ROBERT MOSES: I don't know what some of us for 
our bearings would do without the proper instruction. 
Dick Patterson tells us what to do in foreign company and 
Charlie Poletti is a sort of roving Berlitz School. He taught 
us just enough to get by. We could say: Je ne peu pas 
purler Vranqais, mais je comprend tous, or io 11011 posso 
parlare Italiano ma posso comprendere tutto, or Wir 
konnen auch gelaufig deutsch sprechen. That just about 

ends our talent. 

But seriously, I am much impressed with the argument, 
the statement that you don't necessarily have to have a lot 
of acreage and a very big building to present something 
that's significant to the visitors to the Fair. Now as one of 
the speakers here said, you are not going to turn out as 
many motor cars or anything else as General Motors or 
Ford or Chrysler, or it's not an assembly line country — 
you have culture ; you have scenery ; you have the arts, and 
they can be presented very attractively in a small compass. 

I remember a few years ago going over to join General 
Clay and write a report on the Ruhr. While there I went 
to Garmish in Austria and had a wonderful time.
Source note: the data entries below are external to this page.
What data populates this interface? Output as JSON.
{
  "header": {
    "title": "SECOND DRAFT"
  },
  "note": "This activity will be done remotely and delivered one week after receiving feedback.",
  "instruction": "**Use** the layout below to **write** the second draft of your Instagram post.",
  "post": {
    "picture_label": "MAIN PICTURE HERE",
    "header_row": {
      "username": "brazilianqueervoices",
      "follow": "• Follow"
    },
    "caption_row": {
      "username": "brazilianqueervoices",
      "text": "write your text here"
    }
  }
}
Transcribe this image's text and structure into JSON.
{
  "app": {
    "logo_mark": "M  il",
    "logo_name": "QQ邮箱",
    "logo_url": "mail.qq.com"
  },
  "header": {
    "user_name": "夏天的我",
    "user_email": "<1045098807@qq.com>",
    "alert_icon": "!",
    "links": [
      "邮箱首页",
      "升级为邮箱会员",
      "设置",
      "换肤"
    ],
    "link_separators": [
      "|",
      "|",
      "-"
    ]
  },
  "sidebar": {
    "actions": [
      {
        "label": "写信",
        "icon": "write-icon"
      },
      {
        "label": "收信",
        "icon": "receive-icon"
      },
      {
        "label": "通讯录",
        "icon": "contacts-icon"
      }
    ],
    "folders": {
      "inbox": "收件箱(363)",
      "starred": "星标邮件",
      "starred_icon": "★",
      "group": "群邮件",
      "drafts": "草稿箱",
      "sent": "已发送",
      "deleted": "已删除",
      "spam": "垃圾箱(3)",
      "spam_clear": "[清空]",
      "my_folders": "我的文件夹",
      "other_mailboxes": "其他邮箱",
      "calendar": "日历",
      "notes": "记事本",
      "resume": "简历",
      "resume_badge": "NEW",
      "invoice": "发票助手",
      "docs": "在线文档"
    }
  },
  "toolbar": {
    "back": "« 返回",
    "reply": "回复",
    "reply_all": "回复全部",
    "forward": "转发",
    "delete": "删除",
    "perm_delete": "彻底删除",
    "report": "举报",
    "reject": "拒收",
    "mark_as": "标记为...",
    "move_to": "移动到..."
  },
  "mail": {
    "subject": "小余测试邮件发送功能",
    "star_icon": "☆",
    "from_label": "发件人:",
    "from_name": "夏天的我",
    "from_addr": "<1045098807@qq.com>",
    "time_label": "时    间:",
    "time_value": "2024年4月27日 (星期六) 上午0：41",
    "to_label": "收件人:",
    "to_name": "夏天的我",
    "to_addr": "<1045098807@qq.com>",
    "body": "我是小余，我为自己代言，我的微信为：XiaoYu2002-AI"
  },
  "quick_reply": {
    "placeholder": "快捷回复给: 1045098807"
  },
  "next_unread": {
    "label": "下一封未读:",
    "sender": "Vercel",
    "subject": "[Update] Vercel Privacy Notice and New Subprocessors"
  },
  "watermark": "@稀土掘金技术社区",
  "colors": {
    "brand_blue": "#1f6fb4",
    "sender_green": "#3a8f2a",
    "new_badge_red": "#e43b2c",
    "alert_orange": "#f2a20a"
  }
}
I never 
got around to writing the report 'til the last night I was 
there and I had to stay up all night to write it. 

Now we are delighted that you're here. And we think 
you have a lot to show. Again I must emphasize the fact 
that if you just present the best things you have, don't 
worry about the size of the exhibit, don't worry about how 
much money other people are spending, and don't worry 
over the fact that while you have the government blessing, 
you are not strictly speaking a government exhibit. In 
many ways, we would rather deal with the leading citizens 
than with governments. 

Thank you for coming and we'll be in touch with you 
right along. If there is anything that we can do to help 
you to expedite your work, smooth your path, just let us 


will occupy 

a 17,683 sq. ft. site 

in the 

International Area. 


of Austria 



DR. FRANZ KIRCHMAIR of the Institute of Economic Development 
of the Austrian Federal Economic Chamber 

MR. OTTO M. SPITZ, Austrian Trade Delegate in the 
United States 


Flushing 52, N. Y. Tel. 212-WF 4-1964 

ROBERT MOSES, President 

THOMAS J. DEEGAN, JR., Chairman of the Executive Committee 

WILLIAM E. POTTER, Executive Vice President 

CHARLES POLETTI, Vice President, International Affairs and Exhibits 

STUART CONSTABLE, Vice President, Operations 

WILLIAM BERNS, Vice President, Communications and Public Relations 

ERWIN WITT, CompfroJ/er 

MARTIN STONE, Director of Industrial Section 

GUY F. TOZZOLI, (Port of New York Authority) Transportation Section 

ERNESTINE R. HAIG, Secretary of the Corporation and 
Assistant to the President 

WILLIAM WHIPPLE, JR., Chief Engineer